Berkeley raises a bigger question and a very pertinent one: ‘There is a lot of talk about improving railways in the North and HS2 does not help people who, say, commute into Birmingham or Manchester. If there was a real choice between helping them, by investing in all those overcrowded commuter railways, rather than spending this huge amount on HS2, which is the better outcome? These commuters are vital for business in the regions, while HS2 will encourage a Londoncentric economy.’ There is no sense, he argues, in saying both because HS2 will absorb both huge amounts of capital and operational expenditure. Even if he is wrong, he says, someone ought to be looking at the scheme in that way. It is a point backed by Andy Street, the Conservative mayor of the West Midlands who argued in an article in The Times how HS2 must be part of a wider project to improve the railways more generally, notably for commuters in the regions.
Berkeley will produce a minority report after the election, which will not only give ammunition to opponents but will raise some very pertinent questions about the project. HS2, like Brexit, never goes away.
Williams review will remain a thing of mystery
While the Oakervee report has been deliberately leaked by government sources, I understand the Williams review, commissioned as a result of the debacle on the network following the May 2018 timetable changes, will never see the light of day. Instead, we will get a fully fledged White Paper (which shows the government’s intentions and is the basis of legislation) early in the New Year, though of course that might change if the Tories do not get back into power. Further discussions within Whitehall may reduce the status of the paper to Green Paper, which is the basis of consultation, but a White Paper was the preferred option at the time Parliament was dissolved.
The rationale behind not publishing the review is that it would lead to rows over the difference between Williams and the subsequent White Paper and therefore would cause embarrassment to ministers.
As widely expected, this will suggest the establishment of a national body that will be responsible for all aspects of rail policy development and strategy. However, the name has not yet been decided (Rail UK is not possible since it does not cover the whole of the UK) and its precise functions, notably its relationship with Network Rail remain open for discussion.

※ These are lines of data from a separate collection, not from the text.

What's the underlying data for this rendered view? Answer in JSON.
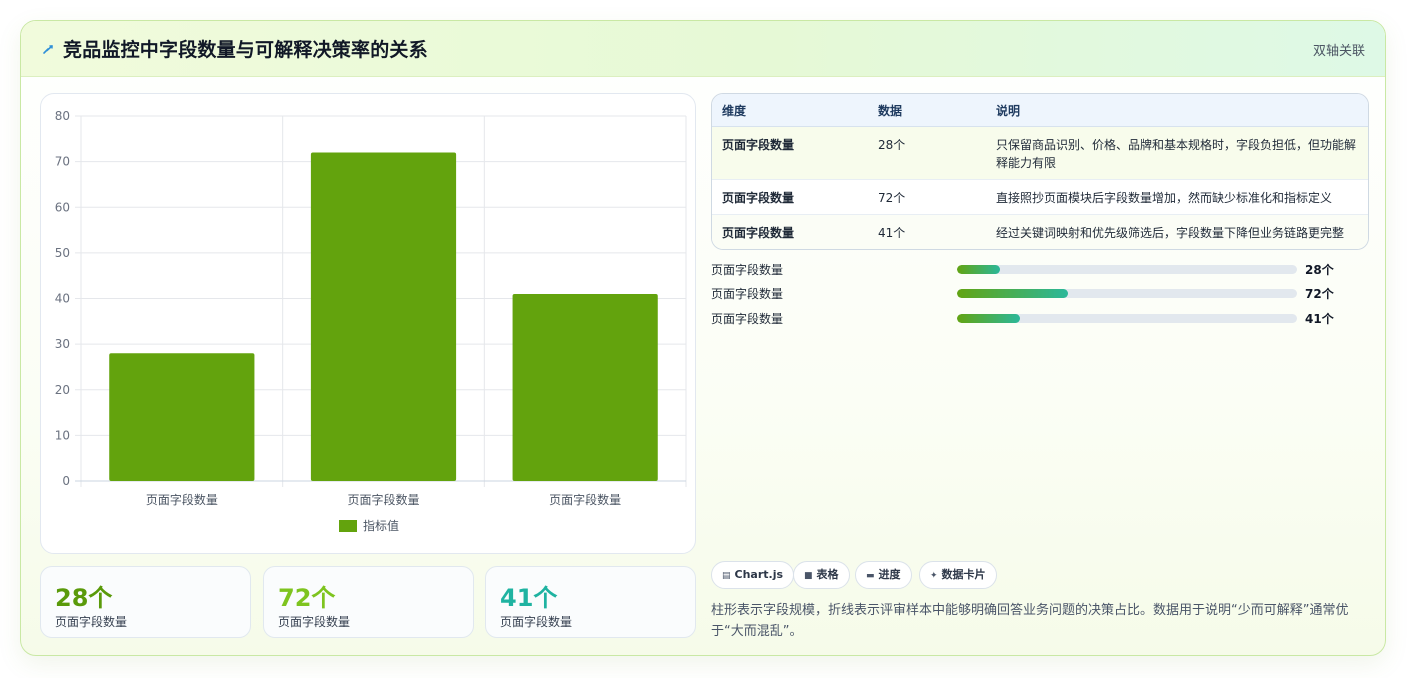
{
  "header": {
    "title": "竞品监控中字段数量与可解释决策率的关系",
    "right_label": "双轴关联"
  },
  "chart_data": {
    "type": "bar",
    "categories": [
      "页面字段数量",
      "页面字段数量",
      "页面字段数量"
    ],
    "series": [
      {
        "name": "指标值",
        "values": [
          28,
          72,
          41
        ]
      }
    ],
    "ylim": [
      0,
      80
    ],
    "yticks": [
      0,
      10,
      20,
      30,
      40,
      50,
      60,
      70,
      80
    ],
    "grid": true,
    "legend_position": "bottom",
    "colors": {
      "bar": "#63a30d"
    }
  },
  "kpis": [
    {
      "value": "28个",
      "label": "页面字段数量",
      "color": "#5a9a0a"
    },
    {
      "value": "72个",
      "label": "页面字段数量",
      "color": "#7ec41f"
    },
    {
      "value": "41个",
      "label": "页面字段数量",
      "color": "#1fb3a1"
    }
  ],
  "table": {
    "headers": [
      "维度",
      "数据",
      "说明"
    ],
    "rows": [
      [
        "页面字段数量",
        "28个",
        "只保留商品识别、价格、品牌和基本规格时，字段负担低，但功能解释能力有限"
      ],
      [
        "页面字段数量",
        "72个",
        "直接照抄页面模块后字段数量增加，然而缺少标准化和指标定义"
      ],
      [
        "页面字段数量",
        "41个",
        "经过关键词映射和优先级筛选后，字段数量下降但业务链路更完整"
      ]
    ]
  },
  "progress": [
    {
      "label": "页面字段数量",
      "value": "28个",
      "fraction": 0.125
    },
    {
      "label": "页面字段数量",
      "value": "72个",
      "fraction": 0.325
    },
    {
      "label": "页面字段数量",
      "value": "41个",
      "fraction": 0.185
    }
  ],
  "tags": [
    {
      "icon": "chart-icon",
      "label": "Chart.js"
    },
    {
      "icon": "table-icon",
      "label": "表格"
    },
    {
      "icon": "progress-icon",
      "label": "进度"
    },
    {
      "icon": "sparkle-icon",
      "label": "数据卡片"
    }
  ],
  "description": "柱形表示字段规模，折线表示评审样本中能够明确回答业务问题的决策占比。数据用于说明“少而可解释”通常优于“大而混乱”。"
}
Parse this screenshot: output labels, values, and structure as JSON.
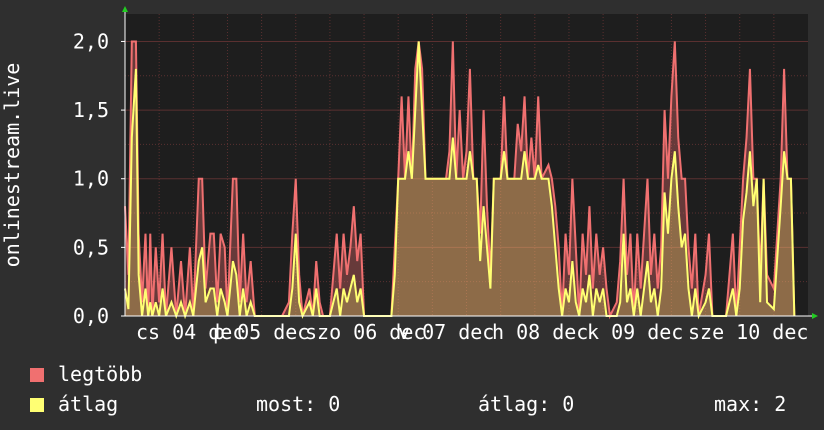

There will be a new form of contract that will replace franchises, but again, it is difficult to see how this will resolve the perennial problem over risk transfer – if the private sector does not take the revenue risk, what is the point of contracting out, apart from avoiding the risk of industrial action? Of course, if the Tories do not get their expected majority, then all bets are off. A Corbyn-led government would use the process to issue a very different kind of White Paper with renationalisation at the heart of it. And, according to Mystic Wolmar, even if the Tories win, Grant Shapps will go off to better things than Transport, so we will have our third minister within a year. Do note that Mystic, in this year’s predictions, had already said that Grayling would not be in office by the end of the year, so he got that one right.